Those who have delved into systems development know that delays are part of the process. Digital camera simulators can supply simulated real-time digital camera image data, allowing researchers to test their systems even when sensors or camera electronics are not available. On a recent Naval Research Laboratory-sponsored satellite program, for example, engineers used a digital camera simulator (DCS; Nova Biomimetics; Solvang, CA) to perform a wide variety of sensor integration tasks before the final prototype camera systems were even available.
In addition to playback of actual sensor data, engineers were able to create special-purpose test patterns (horizontal and vertical grayscales, walking bit patterns, bar patterns, etc.) to verify proper functionality of downstream signal processing circuitry in the absence of actual camera hardware.
In a recent Phase II Small Business Innovative Research program at Nova, the DCS produced large sequences of simulated IR imagery and sent the data at high frame rate to a SKYsds-1 computer system acting as a programmable digital signal processor for subsequent application of real-time image-processing algorithms.

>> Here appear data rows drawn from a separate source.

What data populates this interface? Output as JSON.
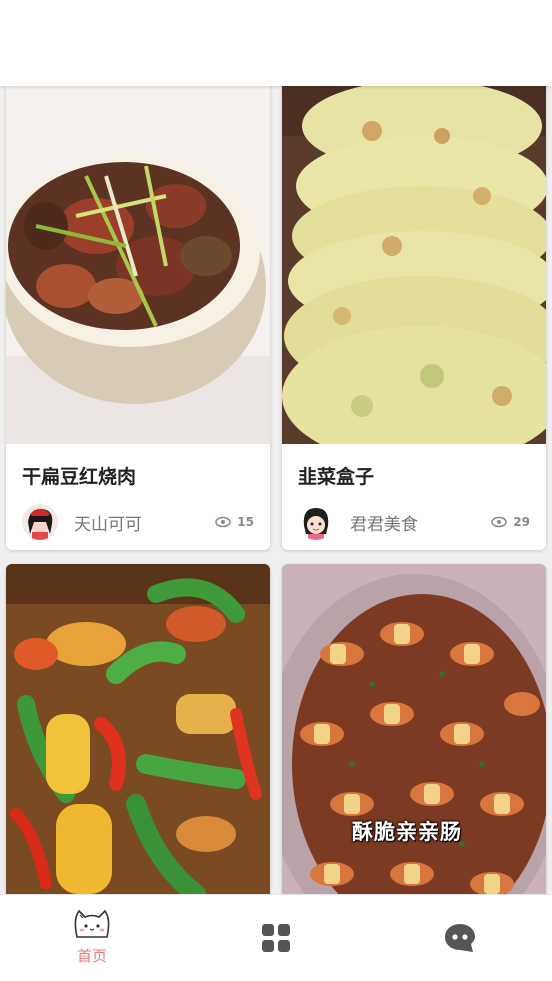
{
  "cards": [
    {
      "title": "干扁豆红烧肉",
      "author": "天山可可",
      "views": "15"
    },
    {
      "title": "韭菜盒子",
      "author": "君君美食",
      "views": "29"
    },
    {
      "title": "",
      "author": "",
      "views": ""
    },
    {
      "title": "",
      "author": "",
      "views": "",
      "overlay": "酥脆亲亲肠"
    }
  ],
  "tabs": [
    {
      "label": "首页",
      "icon": "cat-icon",
      "active": true
    },
    {
      "label": "",
      "icon": "grid-icon",
      "active": false
    },
    {
      "label": "",
      "icon": "chat-icon",
      "active": false
    }
  ],
  "colors": {
    "accent": "#f0797a",
    "background": "#efefef"
  }
}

The DCS greatly expedited algorithm development by helping confirm the accuracy of key downstream processing functions.
A DCS can download full-size frames of consecutive images from the system to be simulated, then play them back to downstream electronics as though the actual camera were producing the data. Frame synchronization can be used to control the precise output frame rate produced. The output data rate from a single 7.0 in. * 3.0 in. DCS board can be as high as 40 Mb/s, and several boards can be operated in parallel to produce any desired effective output rate.
In addition to using actual digitized image data, the DCS can feed test patterns or arbitrary digital data to equipment requiring "closed loop" playback of the data for system evaluation and testing purposes. Researchers can use accompanying software to create custom sequences to tailor specific testing and system evaluation requirements.
-Mark Massie, Nova Biomimetics
1. S. Nakamura, S. Pearton, et al., The Blue Laser Diode: the Complete Story, Springer-Verlag, Berlin (2000).
2. A. Chitnis, J. Zhang, et al., Jpn. J. Appl. Phys. 41, L450-L451 (2002).
3. J. Zhang, M. Asif Khan, Appl. Phys. Lett. 81, 4392-4394 (2002).
4. A. Chitnis, S. Jason, et al., Appl. Phys. Lett. 81, 3491-3493 (2002).
5. M. Shatalov, G. Simin, et al., IEEE Electron Device Lett. 23, 452-454 (2002).
John Carrano is with DARPA.
Asif Khan is with the University of South Carolina.
Michael Kneissl, Noble Johnson
Michael Kneissl and Noble Johnson are with Palo Alto Research Center.
Geoffrey Wilson, Richard DeFreez
Geoffrey Wilson and Richard DeFreez are with Pacific Scientific Instruments.